“In an hour and a half, I was able to send everyone home with a known working Esplora, which had run EsploraBlink, EsploraAccelerometer, and EsploraMusic; knowledge of how to select board, port, open example, upload to board, and open serial port; my e-mail, and a link to my tumblr… with the ability to ask me questions via both…

“Everyone, including parents were very engaged. They were very attentive, and I think everyone had a really good time!”

The Iron Yard Arduino Class. Photo: Chris Brank

We’re excited about this because it bears out what we’d hoped would happen with the Esplora: sometimes you want to learn about microcontrollers only a little bit, without a lot of time spent on the electronics. After her second class, Anne notes:

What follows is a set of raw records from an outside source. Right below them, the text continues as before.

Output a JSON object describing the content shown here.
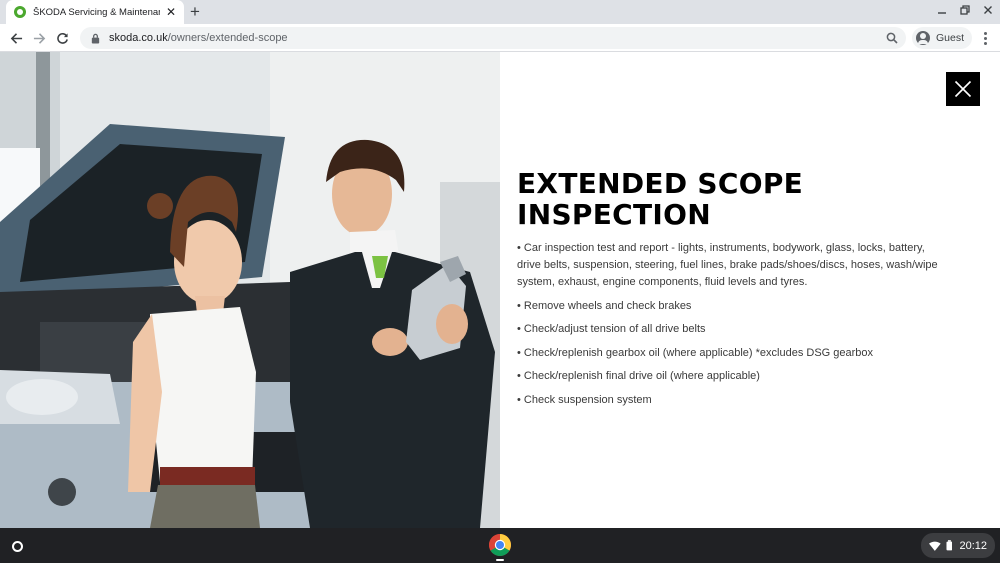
{
  "browser": {
    "tab_title": "ŠKODA Servicing & Maintenance",
    "url_domain": "skoda.co.uk",
    "url_path": "/owners/extended-scope",
    "profile_label": "Guest"
  },
  "colors": {
    "brand_green": "#4ba82e",
    "tie_green": "#7cc242",
    "close_button": "#000000",
    "shelf": "#202124"
  },
  "icons": [
    "skoda-favicon",
    "tab-close-icon",
    "new-tab-icon",
    "minimize-icon",
    "restore-icon",
    "window-close-icon",
    "back-arrow-icon",
    "forward-arrow-icon",
    "reload-icon",
    "lock-icon",
    "search-icon",
    "guest-avatar-icon",
    "menu-kebab-icon",
    "close-icon",
    "launcher-icon",
    "chrome-app-icon",
    "wifi-icon",
    "battery-icon"
  ],
  "main": {
    "heading_line1": "EXTENDED SCOPE",
    "heading_line2": "INSPECTION",
    "bullets": [
      "• Car inspection test and report - lights, instruments, bodywork, glass, locks, battery, drive belts, suspension, steering, fuel lines, brake pads/shoes/discs, hoses, wash/wipe system, exhaust, engine components, fluid levels and tyres.",
      "• Remove wheels and check brakes",
      "• Check/adjust tension of all drive belts",
      "• Check/replenish gearbox oil (where applicable) *excludes DSG gearbox",
      "• Check/replenish final drive oil (where applicable)",
      "• Check suspension system"
    ]
  },
  "shelf": {
    "time": "20:12"
  }
}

“It’s interesting now, to look at the differences in the approach that I’m able to take with the Esplora, vs. the approach I would have to take with [other boards and an electronics kit]… when working with breadboards, wires, etc, what’s you’re teaching is the hookup, and then you’re just loading an example, and hitting upload.  [you don't] really go into much detail on the program, and how it works.

Alternatively, I’m teaching the Esplora class with minimal focus on the “electronics,” and am able to focus on the programming.  I think this is going to work out well in the end… when we move on from the Esplora, the kids will have a much stronger understanding of all the programming aspects, and can focus on the electronics.”

We’re thankful that Anne was willing to take a risk with a brand new product, and we’re eager to hear more about her classes as they go along. We’re hoping this opens the doors for teachers who want to get students thinking about the relationship between software, physical interface, and hardware without having to run an electronics class. Keep an eye on Anne’s blog posts on the Iron Yard blog for further updates.

Meet The Arduino Esplora

via Arduino Blog

Here’s a new piece of hardware from your beloved OSHW project. The Arduino Esplora is meant for newbies and anybody willing to enter in the world of Arduino, without having to deal with breadboards or soldering. Shaped like a game controller, it’s designed to be used out of the box without extra parts since it comes with many sensors and actuators already on it.

Have a look at the Esplora Page on the Arduino site, you will find Arduino Esplora at Radioshack’s in its Retail Version (like the one you see on top) and soon on the Arduino Store and from our distributors in both Standard and Retail versions.

The Arcade Machine, by Timothy (15)

via Arduino Blog

[Timothy Zandelin], a 15 years old Arduino enthusiast has sent us his first Arduino Project, an arcade interface based on Arduino Leonardo.

The cabinet is made of 4mm HDF and were laser cut at “Fabriken” in Malmö. The red arcade sign in the top is produced in 5mm translucent acrylic. All design and construction drawings were made in Illustrator. I used an Arduino Leonardo to connect the joystick, buttons and the LED light.  The game installed, Superstar Chefs, is an old game developed by my dad’s cousins.

On the other hand, Timothy also built his own prototyping board to learn about how to use different inputs and outputs.

My prototype board was made with Fritzing.

It includes:

- 6 green 3mm LED’s,

- 11 resistors (6 330 ohm, 4 10K ohm and one 100 ohm),

-1 dip8 socket with an ATtiny45,

- 1 potentiometer,

- 4 pushbutton and header sockets.

I created this prototype board to easily get started with Arduino.

Timothy, welcome on board!